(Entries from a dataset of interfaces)
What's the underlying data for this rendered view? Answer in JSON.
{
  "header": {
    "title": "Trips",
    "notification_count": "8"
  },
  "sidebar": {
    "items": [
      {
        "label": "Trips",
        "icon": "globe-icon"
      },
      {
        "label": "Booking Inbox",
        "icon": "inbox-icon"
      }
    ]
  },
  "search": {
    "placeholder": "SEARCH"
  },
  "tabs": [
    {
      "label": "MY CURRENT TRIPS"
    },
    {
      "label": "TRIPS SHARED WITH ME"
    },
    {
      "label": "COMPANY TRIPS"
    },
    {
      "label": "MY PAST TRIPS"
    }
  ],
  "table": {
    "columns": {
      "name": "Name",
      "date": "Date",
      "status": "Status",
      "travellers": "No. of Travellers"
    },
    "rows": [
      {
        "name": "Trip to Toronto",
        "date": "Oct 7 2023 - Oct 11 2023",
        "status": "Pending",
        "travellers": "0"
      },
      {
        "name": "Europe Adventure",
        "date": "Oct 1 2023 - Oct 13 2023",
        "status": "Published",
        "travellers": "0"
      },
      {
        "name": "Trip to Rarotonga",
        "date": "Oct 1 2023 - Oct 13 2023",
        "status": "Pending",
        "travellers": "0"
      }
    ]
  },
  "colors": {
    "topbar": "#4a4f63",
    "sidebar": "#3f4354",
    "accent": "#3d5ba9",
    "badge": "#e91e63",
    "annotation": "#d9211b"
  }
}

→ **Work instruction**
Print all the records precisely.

→ **Exercise output**
What's the underlying data for this rendered view? Answer in JSON.
{
  "header": {
    "title": "Trips",
    "notification_count": "8"
  },
  "sidebar": {
    "items": [
      {
        "label": "Trips",
        "icon": "globe-icon"
      },
      {
        "label": "Booking Inbox",
        "icon": "inbox-icon"
      }
    ]
  },
  "search": {
    "placeholder": "SEARCH"
  },
  "tabs": [
    {
      "label": "MY CURRENT TRIPS"
    },
    {
      "label": "TRIPS SHARED WITH ME"
    },
    {
      "label": "COMPANY TRIPS"
    },
    {
      "label": "MY PAST TRIPS"
    }
  ],
  "table": {
    "columns": {
      "name": "Name",
      "date": "Date",
      "status": "Status",
      "travellers": "No. of Travellers"
    },
    "rows": [
      {
        "name": "Trip to Toronto",
        "date": "Oct 7 2023 - Oct 11 2023",
        "status": "Pending",
        "travellers": "0"
      },
      {
        "name": "Europe Adventure",
        "date": "Oct 1 2023 - Oct 13 2023",
        "status": "Published",
        "travellers": "0"
      },
      {
        "name": "Trip to Rarotonga",
        "date": "Oct 1 2023 - Oct 13 2023",
        "status": "Pending",
        "travellers": "0"
      }
    ]
  },
  "colors": {
    "topbar": "#4a4f63",
    "sidebar": "#3f4354",
    "accent": "#3d5ba9",
    "badge": "#e91e63",
    "annotation": "#d9211b"
  }
}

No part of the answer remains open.